Stored data -

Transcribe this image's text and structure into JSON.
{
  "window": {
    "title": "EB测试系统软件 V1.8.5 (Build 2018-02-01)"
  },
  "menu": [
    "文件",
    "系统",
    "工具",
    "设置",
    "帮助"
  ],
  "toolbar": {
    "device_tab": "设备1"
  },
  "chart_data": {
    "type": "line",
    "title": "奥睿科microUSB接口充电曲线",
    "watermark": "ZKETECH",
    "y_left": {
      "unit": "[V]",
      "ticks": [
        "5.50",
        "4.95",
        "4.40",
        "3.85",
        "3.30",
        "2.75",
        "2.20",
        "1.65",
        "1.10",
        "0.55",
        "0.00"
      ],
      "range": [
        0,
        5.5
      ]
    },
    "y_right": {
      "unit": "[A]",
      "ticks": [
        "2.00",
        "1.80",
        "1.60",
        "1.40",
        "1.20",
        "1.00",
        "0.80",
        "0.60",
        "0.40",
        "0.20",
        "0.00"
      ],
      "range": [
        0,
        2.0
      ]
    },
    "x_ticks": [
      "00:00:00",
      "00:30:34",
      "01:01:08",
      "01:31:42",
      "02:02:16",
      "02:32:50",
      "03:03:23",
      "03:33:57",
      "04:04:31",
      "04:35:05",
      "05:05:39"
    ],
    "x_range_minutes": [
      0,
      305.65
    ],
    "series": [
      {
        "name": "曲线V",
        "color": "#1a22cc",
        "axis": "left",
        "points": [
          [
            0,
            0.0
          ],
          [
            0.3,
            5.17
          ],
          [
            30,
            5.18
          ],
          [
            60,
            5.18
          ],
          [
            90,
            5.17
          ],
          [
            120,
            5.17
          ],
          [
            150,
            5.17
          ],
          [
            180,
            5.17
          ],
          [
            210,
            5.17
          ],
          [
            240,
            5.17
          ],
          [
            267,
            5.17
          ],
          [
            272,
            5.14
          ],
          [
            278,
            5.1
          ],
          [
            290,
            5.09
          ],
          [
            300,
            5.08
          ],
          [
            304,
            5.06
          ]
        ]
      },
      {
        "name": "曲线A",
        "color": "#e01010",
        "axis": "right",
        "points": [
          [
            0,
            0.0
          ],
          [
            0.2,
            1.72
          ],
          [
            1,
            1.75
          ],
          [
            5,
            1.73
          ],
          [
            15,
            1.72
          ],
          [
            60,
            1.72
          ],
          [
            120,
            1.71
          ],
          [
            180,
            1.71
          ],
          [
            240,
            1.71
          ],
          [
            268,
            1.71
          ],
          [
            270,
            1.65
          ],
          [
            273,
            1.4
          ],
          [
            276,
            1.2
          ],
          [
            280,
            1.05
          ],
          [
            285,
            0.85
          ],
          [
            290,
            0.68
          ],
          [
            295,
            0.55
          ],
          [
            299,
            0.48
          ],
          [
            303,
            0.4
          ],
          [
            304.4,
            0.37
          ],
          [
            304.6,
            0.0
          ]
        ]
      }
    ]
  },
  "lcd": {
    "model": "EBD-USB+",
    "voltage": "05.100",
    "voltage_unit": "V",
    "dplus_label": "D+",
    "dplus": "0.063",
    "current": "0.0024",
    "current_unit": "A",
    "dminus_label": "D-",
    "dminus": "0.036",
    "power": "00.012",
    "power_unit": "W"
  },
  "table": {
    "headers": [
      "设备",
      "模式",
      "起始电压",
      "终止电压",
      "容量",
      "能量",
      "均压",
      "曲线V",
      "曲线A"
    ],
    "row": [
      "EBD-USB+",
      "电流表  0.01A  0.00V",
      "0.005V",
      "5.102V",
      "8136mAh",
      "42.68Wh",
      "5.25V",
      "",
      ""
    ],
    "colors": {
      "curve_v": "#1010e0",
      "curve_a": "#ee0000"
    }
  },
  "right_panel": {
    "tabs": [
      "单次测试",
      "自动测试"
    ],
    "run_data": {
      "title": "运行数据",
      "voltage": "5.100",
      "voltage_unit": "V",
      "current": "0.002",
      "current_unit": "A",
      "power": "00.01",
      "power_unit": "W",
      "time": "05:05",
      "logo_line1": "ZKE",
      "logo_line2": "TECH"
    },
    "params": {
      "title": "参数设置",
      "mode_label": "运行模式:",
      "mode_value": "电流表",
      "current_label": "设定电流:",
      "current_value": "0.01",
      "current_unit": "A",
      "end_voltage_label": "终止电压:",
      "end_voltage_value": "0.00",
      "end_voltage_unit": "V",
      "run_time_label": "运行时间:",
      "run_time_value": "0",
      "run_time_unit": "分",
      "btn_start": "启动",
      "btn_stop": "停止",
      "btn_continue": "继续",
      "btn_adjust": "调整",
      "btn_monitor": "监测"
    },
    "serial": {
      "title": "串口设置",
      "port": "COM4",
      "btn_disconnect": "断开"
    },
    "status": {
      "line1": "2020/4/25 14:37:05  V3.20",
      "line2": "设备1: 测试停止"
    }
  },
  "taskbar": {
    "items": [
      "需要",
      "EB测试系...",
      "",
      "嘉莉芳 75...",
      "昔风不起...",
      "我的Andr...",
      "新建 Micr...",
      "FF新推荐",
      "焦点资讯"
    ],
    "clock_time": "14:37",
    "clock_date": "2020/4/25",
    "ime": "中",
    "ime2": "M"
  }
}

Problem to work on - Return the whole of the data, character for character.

Answer for the task -
Transcribe this image's text and structure into JSON.
{
  "window": {
    "title": "EB测试系统软件 V1.8.5 (Build 2018-02-01)"
  },
  "menu": [
    "文件",
    "系统",
    "工具",
    "设置",
    "帮助"
  ],
  "toolbar": {
    "device_tab": "设备1"
  },
  "chart_data": {
    "type": "line",
    "title": "奥睿科microUSB接口充电曲线",
    "watermark": "ZKETECH",
    "y_left": {
      "unit": "[V]",
      "ticks": [
        "5.50",
        "4.95",
        "4.40",
        "3.85",
        "3.30",
        "2.75",
        "2.20",
        "1.65",
        "1.10",
        "0.55",
        "0.00"
      ],
      "range": [
        0,
        5.5
      ]
    },
    "y_right": {
      "unit": "[A]",
      "ticks": [
        "2.00",
        "1.80",
        "1.60",
        "1.40",
        "1.20",
        "1.00",
        "0.80",
        "0.60",
        "0.40",
        "0.20",
        "0.00"
      ],
      "range": [
        0,
        2.0
      ]
    },
    "x_ticks": [
      "00:00:00",
      "00:30:34",
      "01:01:08",
      "01:31:42",
      "02:02:16",
      "02:32:50",
      "03:03:23",
      "03:33:57",
      "04:04:31",
      "04:35:05",
      "05:05:39"
    ],
    "x_range_minutes": [
      0,
      305.65
    ],
    "series": [
      {
        "name": "曲线V",
        "color": "#1a22cc",
        "axis": "left",
        "points": [
          [
            0,
            0.0
          ],
          [
            0.3,
            5.17
          ],
          [
            30,
            5.18
          ],
          [
            60,
            5.18
          ],
          [
            90,
            5.17
          ],
          [
            120,
            5.17
          ],
          [
            150,
            5.17
          ],
          [
            180,
            5.17
          ],
          [
            210,
            5.17
          ],
          [
            240,
            5.17
          ],
          [
            267,
            5.17
          ],
          [
            272,
            5.14
          ],
          [
            278,
            5.1
          ],
          [
            290,
            5.09
          ],
          [
            300,
            5.08
          ],
          [
            304,
            5.06
          ]
        ]
      },
      {
        "name": "曲线A",
        "color": "#e01010",
        "axis": "right",
        "points": [
          [
            0,
            0.0
          ],
          [
            0.2,
            1.72
          ],
          [
            1,
            1.75
          ],
          [
            5,
            1.73
          ],
          [
            15,
            1.72
          ],
          [
            60,
            1.72
          ],
          [
            120,
            1.71
          ],
          [
            180,
            1.71
          ],
          [
            240,
            1.71
          ],
          [
            268,
            1.71
          ],
          [
            270,
            1.65
          ],
          [
            273,
            1.4
          ],
          [
            276,
            1.2
          ],
          [
            280,
            1.05
          ],
          [
            285,
            0.85
          ],
          [
            290,
            0.68
          ],
          [
            295,
            0.55
          ],
          [
            299,
            0.48
          ],
          [
            303,
            0.4
          ],
          [
            304.4,
            0.37
          ],
          [
            304.6,
            0.0
          ]
        ]
      }
    ]
  },
  "lcd": {
    "model": "EBD-USB+",
    "voltage": "05.100",
    "voltage_unit": "V",
    "dplus_label": "D+",
    "dplus": "0.063",
    "current": "0.0024",
    "current_unit": "A",
    "dminus_label": "D-",
    "dminus": "0.036",
    "power": "00.012",
    "power_unit": "W"
  },
  "table": {
    "headers": [
      "设备",
      "模式",
      "起始电压",
      "终止电压",
      "容量",
      "能量",
      "均压",
      "曲线V",
      "曲线A"
    ],
    "row": [
      "EBD-USB+",
      "电流表  0.01A  0.00V",
      "0.005V",
      "5.102V",
      "8136mAh",
      "42.68Wh",
      "5.25V",
      "",
      ""
    ],
    "colors": {
      "curve_v": "#1010e0",
      "curve_a": "#ee0000"
    }
  },
  "right_panel": {
    "tabs": [
      "单次测试",
      "自动测试"
    ],
    "run_data": {
      "title": "运行数据",
      "voltage": "5.100",
      "voltage_unit": "V",
      "current": "0.002",
      "current_unit": "A",
      "power": "00.01",
      "power_unit": "W",
      "time": "05:05",
      "logo_line1": "ZKE",
      "logo_line2": "TECH"
    },
    "params": {
      "title": "参数设置",
      "mode_label": "运行模式:",
      "mode_value": "电流表",
      "current_label": "设定电流:",
      "current_value": "0.01",
      "current_unit": "A",
      "end_voltage_label": "终止电压:",
      "end_voltage_value": "0.00",
      "end_voltage_unit": "V",
      "run_time_label": "运行时间:",
      "run_time_value": "0",
      "run_time_unit": "分",
      "btn_start": "启动",
      "btn_stop": "停止",
      "btn_continue": "继续",
      "btn_adjust": "调整",
      "btn_monitor": "监测"
    },
    "serial": {
      "title": "串口设置",
      "port": "COM4",
      "btn_disconnect": "断开"
    },
    "status": {
      "line1": "2020/4/25 14:37:05  V3.20",
      "line2": "设备1: 测试停止"
    }
  },
  "taskbar": {
    "items": [
      "需要",
      "EB测试系...",
      "",
      "嘉莉芳 75...",
      "昔风不起...",
      "我的Andr...",
      "新建 Micr...",
      "FF新推荐",
      "焦点资讯"
    ],
    "clock_time": "14:37",
    "clock_date": "2020/4/25",
    "ime": "中",
    "ime2": "M"
  }
}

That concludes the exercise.